> Work instructions:
The records must be returned word for word.

═════ Exercise material ═════

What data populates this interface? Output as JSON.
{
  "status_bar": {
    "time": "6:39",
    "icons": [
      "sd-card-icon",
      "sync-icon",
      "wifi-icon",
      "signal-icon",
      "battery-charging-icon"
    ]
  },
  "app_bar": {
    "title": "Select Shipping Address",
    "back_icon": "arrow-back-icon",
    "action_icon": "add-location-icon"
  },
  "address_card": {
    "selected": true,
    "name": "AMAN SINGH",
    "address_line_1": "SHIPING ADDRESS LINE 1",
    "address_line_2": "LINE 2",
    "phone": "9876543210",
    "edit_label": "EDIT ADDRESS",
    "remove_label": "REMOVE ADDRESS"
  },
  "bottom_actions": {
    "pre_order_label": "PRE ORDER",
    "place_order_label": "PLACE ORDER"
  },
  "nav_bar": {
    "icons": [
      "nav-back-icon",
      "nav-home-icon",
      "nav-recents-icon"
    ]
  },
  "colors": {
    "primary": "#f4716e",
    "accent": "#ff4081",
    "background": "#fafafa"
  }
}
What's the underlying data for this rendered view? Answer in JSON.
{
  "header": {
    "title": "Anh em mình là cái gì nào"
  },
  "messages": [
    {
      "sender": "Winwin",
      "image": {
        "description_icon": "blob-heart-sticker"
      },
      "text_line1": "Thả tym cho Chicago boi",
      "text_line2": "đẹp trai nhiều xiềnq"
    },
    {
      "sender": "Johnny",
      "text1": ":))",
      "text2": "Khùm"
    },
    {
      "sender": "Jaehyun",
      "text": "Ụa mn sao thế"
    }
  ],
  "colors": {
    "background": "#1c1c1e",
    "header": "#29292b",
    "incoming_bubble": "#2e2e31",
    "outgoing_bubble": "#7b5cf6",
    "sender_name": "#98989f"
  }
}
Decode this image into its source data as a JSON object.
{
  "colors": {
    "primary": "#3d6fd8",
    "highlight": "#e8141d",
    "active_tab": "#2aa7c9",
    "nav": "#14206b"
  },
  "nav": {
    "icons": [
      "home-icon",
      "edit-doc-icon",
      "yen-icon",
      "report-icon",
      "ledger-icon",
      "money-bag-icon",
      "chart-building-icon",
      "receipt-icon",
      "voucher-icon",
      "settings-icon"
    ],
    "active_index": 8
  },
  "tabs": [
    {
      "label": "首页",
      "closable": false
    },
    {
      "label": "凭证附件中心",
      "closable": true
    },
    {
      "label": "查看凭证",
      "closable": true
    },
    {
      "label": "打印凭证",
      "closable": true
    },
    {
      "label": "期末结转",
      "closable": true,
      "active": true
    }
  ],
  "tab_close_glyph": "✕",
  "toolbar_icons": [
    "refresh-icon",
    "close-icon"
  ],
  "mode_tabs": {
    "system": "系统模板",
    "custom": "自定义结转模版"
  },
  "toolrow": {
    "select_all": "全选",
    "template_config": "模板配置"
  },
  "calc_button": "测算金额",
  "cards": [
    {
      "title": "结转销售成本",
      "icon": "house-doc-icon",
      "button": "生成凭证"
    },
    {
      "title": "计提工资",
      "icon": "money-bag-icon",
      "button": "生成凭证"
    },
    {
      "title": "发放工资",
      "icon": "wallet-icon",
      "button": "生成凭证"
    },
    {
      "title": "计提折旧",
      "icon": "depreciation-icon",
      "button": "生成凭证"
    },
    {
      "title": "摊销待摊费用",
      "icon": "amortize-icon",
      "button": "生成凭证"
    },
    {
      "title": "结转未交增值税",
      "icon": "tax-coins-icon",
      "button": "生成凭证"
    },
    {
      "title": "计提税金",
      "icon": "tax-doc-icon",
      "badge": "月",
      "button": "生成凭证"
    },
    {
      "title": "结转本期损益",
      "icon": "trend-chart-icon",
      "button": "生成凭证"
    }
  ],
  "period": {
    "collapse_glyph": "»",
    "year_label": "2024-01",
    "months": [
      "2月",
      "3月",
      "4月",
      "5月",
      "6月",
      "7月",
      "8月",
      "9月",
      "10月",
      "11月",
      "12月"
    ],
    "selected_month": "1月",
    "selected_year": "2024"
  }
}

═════

> Problem solution:
What data populates this interface? Output as JSON.
{
  "status_bar": {
    "time": "6:39",
    "icons": [
      "sd-card-icon",
      "sync-icon",
      "wifi-icon",
      "signal-icon",
      "battery-charging-icon"
    ]
  },
  "app_bar": {
    "title": "Select Shipping Address",
    "back_icon": "arrow-back-icon",
    "action_icon": "add-location-icon"
  },
  "address_card": {
    "selected": true,
    "name": "AMAN SINGH",
    "address_line_1": "SHIPING ADDRESS LINE 1",
    "address_line_2": "LINE 2",
    "phone": "9876543210",
    "edit_label": "EDIT ADDRESS",
    "remove_label": "REMOVE ADDRESS"
  },
  "bottom_actions": {
    "pre_order_label": "PRE ORDER",
    "place_order_label": "PLACE ORDER"
  },
  "nav_bar": {
    "icons": [
      "nav-back-icon",
      "nav-home-icon",
      "nav-recents-icon"
    ]
  },
  "colors": {
    "primary": "#f4716e",
    "accent": "#ff4081",
    "background": "#fafafa"
  }
}
What's the underlying data for this rendered view? Answer in JSON.
{
  "header": {
    "title": "Anh em mình là cái gì nào"
  },
  "messages": [
    {
      "sender": "Winwin",
      "image": {
        "description_icon": "blob-heart-sticker"
      },
      "text_line1": "Thả tym cho Chicago boi",
      "text_line2": "đẹp trai nhiều xiềnq"
    },
    {
      "sender": "Johnny",
      "text1": ":))",
      "text2": "Khùm"
    },
    {
      "sender": "Jaehyun",
      "text": "Ụa mn sao thế"
    }
  ],
  "colors": {
    "background": "#1c1c1e",
    "header": "#29292b",
    "incoming_bubble": "#2e2e31",
    "outgoing_bubble": "#7b5cf6",
    "sender_name": "#98989f"
  }
}
Decode this image into its source data as a JSON object.
{
  "colors": {
    "primary": "#3d6fd8",
    "highlight": "#e8141d",
    "active_tab": "#2aa7c9",
    "nav": "#14206b"
  },
  "nav": {
    "icons": [
      "home-icon",
      "edit-doc-icon",
      "yen-icon",
      "report-icon",
      "ledger-icon",
      "money-bag-icon",
      "chart-building-icon",
      "receipt-icon",
      "voucher-icon",
      "settings-icon"
    ],
    "active_index": 8
  },
  "tabs": [
    {
      "label": "首页",
      "closable": false
    },
    {
      "label": "凭证附件中心",
      "closable": true
    },
    {
      "label": "查看凭证",
      "closable": true
    },
    {
      "label": "打印凭证",
      "closable": true
    },
    {
      "label": "期末结转",
      "closable": true,
      "active": true
    }
  ],
  "tab_close_glyph": "✕",
  "toolbar_icons": [
    "refresh-icon",
    "close-icon"
  ],
  "mode_tabs": {
    "system": "系统模板",
    "custom": "自定义结转模版"
  },
  "toolrow": {
    "select_all": "全选",
    "template_config": "模板配置"
  },
  "calc_button": "测算金额",
  "cards": [
    {
      "title": "结转销售成本",
      "icon": "house-doc-icon",
      "button": "生成凭证"
    },
    {
      "title": "计提工资",
      "icon": "money-bag-icon",
      "button": "生成凭证"
    },
    {
      "title": "发放工资",
      "icon": "wallet-icon",
      "button": "生成凭证"
    },
    {
      "title": "计提折旧",
      "icon": "depreciation-icon",
      "button": "生成凭证"
    },
    {
      "title": "摊销待摊费用",
      "icon": "amortize-icon",
      "button": "生成凭证"
    },
    {
      "title": "结转未交增值税",
      "icon": "tax-coins-icon",
      "button": "生成凭证"
    },
    {
      "title": "计提税金",
      "icon": "tax-doc-icon",
      "badge": "月",
      "button": "生成凭证"
    },
    {
      "title": "结转本期损益",
      "icon": "trend-chart-icon",
      "button": "生成凭证"
    }
  ],
  "period": {
    "collapse_glyph": "»",
    "year_label": "2024-01",
    "months": [
      "2月",
      "3月",
      "4月",
      "5月",
      "6月",
      "7月",
      "8月",
      "9月",
      "10月",
      "11月",
      "12月"
    ],
    "selected_month": "1月",
    "selected_year": "2024"
  }
}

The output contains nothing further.